Art canvas is my medium of last choice. I’d rather paint on furniture, clothes, or even glass and shells. Purses, shoes, and scarves take paint well if they are properly prepared, and non-fuzzy fabrics are best. But clothing necessarily needs cleaning, and if you wash the art with it, it can degrade rapidly. Therefore it’s always a good idea to find a way to remove the art from the article and then replace it after cleaning. This not only ensures its longevity, but it allows it to jump hosts when you tire of the look. Or… OMG!!! gain weight and can’t wear that shirt or jacket, or jeans, any longer.
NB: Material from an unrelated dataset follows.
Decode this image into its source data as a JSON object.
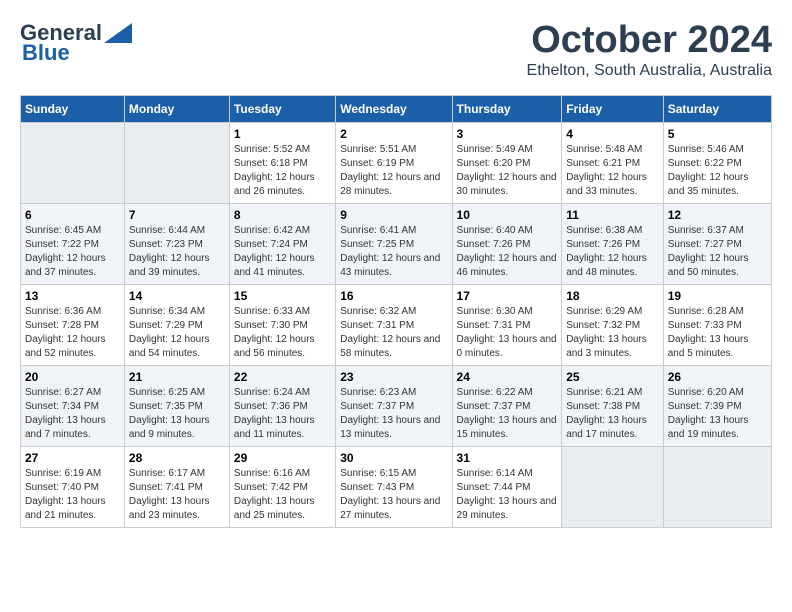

Back in the dark-age ’80’s the fad of wearing denim jumpers was huge in my hometown. I remember a shop that sold not just the jumpers, but a quilted or painted patch (about 4.5″ X 4.5″) that had Velcro on the back of each corner. This matched four Velcro squares on the upper bodice of the jumper. Press on…pull off. Most were holiday oriented. Rabbits, eggs and baskets for Easter, Santas for Christmas; that sort of thing. I bought dozens until I realized how easy they were to make. I even made miniature versions of my finished quilts and proudly wore them on my chest like medals. I also made patches to hold my metal tie-tac pins of sewing machines, quilting groups, and whatever I didn’t want (or couldn’t get) to poke through the denim. I had several dresses, some khaki colored, some dark and some light blue. I do recommend denim as the vehicle because it has the heft to hold up no matter what you hang on it, a potential problem you might have with other, not-so-sturdy fabrics.
In retrospect this all sounds a little hokey, but I believe it’s the imagery that makes it so. I am now thinking more of fine art, or primitive art, or new age art, or even comic book art that is iconic and trendy and can be either painted on an article of clothing, or adhered as a patch like the one above. There is nothing totally new under the sun (cough, I mean moon), of course, but I had a wonderful time doing this one, sans pattern, by just letting my creative juices flow. I now have something to commemorate the historic celestial event (which I saw, by the way), and what a fun and green way to rid your studio of scraps.